The Porsche 356, one of the most iconic sports cars ever produced, enjoyed a remarkably long and successful run in the market. Introduced in 1948 as the first production model from Porsche, the 356 quickly became a pinnacle of style, performance, and engineering excellence. Its production spanned an impressive 17 years, making it one of the longest-running sports car models in history.
The brainchild of Ferdinand Porsche and his son, Ferdinand “Ferry” Porsche, the 356 was developed using parts and influences from the Volkswagen Beetle, which was also designed by Porsche himself. The father-son duo sought to create a lightweight, agile, and efficient sports car with a distinct design language, and the 356 perfectly encapsulated their vision.
The production of the 356 kicked off with the “No. 1” prototype, which was built with various borrowed and repurposed components. Soon after, the first 356 models started rolling off the assembly line, showcasing the unmistakable shape and character that would define Porsche’s future models for years to come.
From its inception, the Porsche 356 faced continuous improvements and upgrades to meet the increasing demands of automotive enthusiasts. The first significant upgrade came in 1951 with the introduction of the 356A model, which featured improved suspension and a more powerful engine. This upgraded version set the precedent for future variations that would follow.
Over the years, the Porsche 356 series evolved through multiple iterations, including the 356B and the final 356C. Each version featured technological advancements, refined aesthetics, and performance enhancements, ensuring that the model remained competitive in the ever-changing automotive landscape.
In 1965, after 17 years of production, the last Porsche 356 rolled off the assembly line in Stuttgart, Germany. In total, approximately 76,000 units were produced, solidifying the car’s status as a beloved classic amongst collectors and enthusiasts worldwide.

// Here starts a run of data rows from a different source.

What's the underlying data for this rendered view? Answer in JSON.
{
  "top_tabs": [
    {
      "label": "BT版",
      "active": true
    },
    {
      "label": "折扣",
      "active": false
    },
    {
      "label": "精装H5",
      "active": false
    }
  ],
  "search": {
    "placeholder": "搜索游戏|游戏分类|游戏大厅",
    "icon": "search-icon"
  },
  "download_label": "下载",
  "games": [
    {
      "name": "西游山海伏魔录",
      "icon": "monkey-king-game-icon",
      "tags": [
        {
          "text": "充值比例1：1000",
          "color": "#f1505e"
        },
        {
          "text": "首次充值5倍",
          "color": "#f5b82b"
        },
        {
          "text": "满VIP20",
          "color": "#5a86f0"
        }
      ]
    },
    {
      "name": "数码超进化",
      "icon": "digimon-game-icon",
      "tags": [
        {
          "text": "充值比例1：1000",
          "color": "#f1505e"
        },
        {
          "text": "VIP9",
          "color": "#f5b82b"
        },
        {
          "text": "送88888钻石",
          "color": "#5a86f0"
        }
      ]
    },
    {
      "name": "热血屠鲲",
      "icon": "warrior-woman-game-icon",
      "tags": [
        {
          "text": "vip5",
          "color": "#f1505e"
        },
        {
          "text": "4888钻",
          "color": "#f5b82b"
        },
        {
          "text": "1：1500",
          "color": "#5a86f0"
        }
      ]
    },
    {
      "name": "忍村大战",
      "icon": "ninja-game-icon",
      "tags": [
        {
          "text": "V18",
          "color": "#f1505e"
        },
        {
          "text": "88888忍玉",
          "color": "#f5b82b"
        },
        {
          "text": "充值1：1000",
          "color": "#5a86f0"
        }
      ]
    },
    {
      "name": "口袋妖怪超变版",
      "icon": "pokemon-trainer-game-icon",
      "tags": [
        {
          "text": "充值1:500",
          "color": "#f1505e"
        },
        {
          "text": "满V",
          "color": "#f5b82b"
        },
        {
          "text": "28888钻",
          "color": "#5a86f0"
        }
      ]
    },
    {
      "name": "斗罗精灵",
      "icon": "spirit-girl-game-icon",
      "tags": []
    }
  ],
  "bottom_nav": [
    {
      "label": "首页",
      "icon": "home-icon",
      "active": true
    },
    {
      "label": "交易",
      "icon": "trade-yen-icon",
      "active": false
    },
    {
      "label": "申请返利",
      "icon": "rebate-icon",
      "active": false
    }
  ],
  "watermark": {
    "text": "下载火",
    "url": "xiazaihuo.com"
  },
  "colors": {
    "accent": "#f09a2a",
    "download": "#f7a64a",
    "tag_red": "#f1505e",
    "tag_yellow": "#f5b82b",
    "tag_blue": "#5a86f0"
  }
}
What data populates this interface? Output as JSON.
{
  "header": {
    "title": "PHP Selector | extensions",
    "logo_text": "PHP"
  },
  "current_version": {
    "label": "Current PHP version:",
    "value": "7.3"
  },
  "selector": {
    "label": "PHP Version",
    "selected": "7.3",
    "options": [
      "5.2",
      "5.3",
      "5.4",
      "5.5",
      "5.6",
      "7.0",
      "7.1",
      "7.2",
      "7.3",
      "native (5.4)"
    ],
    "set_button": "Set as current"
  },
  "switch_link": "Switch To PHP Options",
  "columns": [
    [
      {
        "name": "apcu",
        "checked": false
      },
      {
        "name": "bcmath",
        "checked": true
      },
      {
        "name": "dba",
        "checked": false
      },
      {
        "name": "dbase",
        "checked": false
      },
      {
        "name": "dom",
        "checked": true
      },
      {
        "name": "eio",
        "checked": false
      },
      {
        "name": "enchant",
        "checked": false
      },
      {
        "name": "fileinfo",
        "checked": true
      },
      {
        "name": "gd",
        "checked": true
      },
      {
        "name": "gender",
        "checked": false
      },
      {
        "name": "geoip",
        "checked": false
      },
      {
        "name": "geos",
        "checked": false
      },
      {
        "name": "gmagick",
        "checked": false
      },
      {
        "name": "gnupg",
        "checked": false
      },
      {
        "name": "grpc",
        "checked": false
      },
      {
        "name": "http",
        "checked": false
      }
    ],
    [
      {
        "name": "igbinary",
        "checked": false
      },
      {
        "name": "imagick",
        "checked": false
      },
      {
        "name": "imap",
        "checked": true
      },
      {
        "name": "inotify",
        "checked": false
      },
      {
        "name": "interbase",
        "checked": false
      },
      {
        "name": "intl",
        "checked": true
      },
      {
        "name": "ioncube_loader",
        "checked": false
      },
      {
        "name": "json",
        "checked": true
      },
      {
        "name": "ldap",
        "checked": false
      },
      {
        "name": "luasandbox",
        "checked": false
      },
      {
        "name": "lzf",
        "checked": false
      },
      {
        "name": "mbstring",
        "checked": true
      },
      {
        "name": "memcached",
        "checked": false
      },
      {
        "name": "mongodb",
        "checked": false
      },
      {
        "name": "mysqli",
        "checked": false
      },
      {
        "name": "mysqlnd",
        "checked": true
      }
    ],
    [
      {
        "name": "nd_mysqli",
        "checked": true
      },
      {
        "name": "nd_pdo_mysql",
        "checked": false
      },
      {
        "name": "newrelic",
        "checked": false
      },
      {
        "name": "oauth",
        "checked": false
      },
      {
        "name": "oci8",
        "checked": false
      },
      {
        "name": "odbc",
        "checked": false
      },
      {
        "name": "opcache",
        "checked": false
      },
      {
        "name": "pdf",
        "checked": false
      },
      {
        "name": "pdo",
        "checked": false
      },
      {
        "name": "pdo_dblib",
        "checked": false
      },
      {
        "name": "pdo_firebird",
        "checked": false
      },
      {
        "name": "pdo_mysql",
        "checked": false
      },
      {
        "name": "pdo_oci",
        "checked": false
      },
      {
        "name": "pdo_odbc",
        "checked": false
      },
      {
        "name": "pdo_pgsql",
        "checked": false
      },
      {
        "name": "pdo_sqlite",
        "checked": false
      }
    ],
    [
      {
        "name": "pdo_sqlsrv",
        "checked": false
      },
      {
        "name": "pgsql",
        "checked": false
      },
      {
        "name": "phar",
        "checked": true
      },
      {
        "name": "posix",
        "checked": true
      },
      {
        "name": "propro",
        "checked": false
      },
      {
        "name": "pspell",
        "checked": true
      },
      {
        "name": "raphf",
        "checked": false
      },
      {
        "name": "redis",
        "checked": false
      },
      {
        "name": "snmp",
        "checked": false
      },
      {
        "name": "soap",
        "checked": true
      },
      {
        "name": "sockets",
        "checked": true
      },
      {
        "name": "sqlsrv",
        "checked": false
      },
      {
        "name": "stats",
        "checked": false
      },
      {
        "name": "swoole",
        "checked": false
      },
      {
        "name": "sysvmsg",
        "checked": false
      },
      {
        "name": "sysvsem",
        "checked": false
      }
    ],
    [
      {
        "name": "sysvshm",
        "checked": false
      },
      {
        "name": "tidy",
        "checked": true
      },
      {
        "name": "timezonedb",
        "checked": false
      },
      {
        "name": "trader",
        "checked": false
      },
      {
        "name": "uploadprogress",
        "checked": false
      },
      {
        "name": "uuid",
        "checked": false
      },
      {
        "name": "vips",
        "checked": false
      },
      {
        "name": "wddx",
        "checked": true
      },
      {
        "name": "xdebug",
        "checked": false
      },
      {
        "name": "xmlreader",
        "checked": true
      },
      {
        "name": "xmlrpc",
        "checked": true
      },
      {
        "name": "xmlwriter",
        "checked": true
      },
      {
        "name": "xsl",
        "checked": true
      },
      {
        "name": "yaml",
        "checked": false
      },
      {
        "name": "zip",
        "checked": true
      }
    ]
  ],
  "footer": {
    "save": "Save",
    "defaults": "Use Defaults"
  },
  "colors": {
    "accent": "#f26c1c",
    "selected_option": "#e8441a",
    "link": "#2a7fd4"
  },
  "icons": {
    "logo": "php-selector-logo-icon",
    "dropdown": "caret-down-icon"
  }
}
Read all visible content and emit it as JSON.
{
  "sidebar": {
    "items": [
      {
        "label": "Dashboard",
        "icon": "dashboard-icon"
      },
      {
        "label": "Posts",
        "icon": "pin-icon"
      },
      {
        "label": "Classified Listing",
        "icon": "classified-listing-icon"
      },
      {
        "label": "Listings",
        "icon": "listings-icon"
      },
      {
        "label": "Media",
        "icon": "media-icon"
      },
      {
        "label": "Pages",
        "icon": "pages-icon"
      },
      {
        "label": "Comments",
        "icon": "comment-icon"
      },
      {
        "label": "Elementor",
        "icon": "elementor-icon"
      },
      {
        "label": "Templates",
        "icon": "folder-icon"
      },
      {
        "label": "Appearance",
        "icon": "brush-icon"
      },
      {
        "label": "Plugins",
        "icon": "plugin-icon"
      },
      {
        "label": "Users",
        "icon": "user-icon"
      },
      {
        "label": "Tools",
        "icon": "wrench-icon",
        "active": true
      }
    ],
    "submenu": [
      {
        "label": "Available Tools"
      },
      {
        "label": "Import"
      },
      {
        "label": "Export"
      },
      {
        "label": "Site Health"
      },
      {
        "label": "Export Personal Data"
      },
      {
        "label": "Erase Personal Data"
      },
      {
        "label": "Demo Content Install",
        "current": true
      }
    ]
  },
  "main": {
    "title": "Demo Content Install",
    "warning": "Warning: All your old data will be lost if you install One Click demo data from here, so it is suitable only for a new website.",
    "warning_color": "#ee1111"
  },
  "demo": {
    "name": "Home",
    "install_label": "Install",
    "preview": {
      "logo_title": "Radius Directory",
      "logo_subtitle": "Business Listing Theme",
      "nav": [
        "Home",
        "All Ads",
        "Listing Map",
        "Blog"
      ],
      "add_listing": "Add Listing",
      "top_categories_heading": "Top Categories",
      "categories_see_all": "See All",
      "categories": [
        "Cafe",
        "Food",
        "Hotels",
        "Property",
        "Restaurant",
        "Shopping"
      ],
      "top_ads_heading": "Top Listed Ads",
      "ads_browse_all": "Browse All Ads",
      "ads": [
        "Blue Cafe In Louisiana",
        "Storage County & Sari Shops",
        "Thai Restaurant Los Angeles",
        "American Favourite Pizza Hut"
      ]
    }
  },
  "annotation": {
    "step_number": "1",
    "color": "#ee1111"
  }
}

Despite its long production history, the Porsche 356 managed to preserve its timeless appeal and desirability. Its iconic silhouette, with its sloping roofline and curvaceous body lines, is instantly recognizable to any car enthusiast. The 356’s status as Porsche’s inaugural street-legal production vehicle makes it an indispensable part of the company’s legacy and its transition into the revered sports car manufacturer it is today.
The enduring popularity of the Porsche 356 can also be attributed to its motorsport success. The car’s racing achievements, including class victories at prominent races such as the 24 Hours of Le Mans and the Targa Florio, further cemented its reputation as an exceptional sports car.
In conclusion, the Porsche 356 enjoyed an impressive 17-year production run, captivating automotive enthusiasts and leaving an indelible mark on the industry. Its timeless design, impressive performance, and exceptional build quality have ensured its enduring legacy as a symbol of Porsche’s commitment to craftsmanship and innovation. Even decades after its last production unit, the 356 remains an object of desire for car connoisseurs and a testament to the enduring appeal of classic automobiles.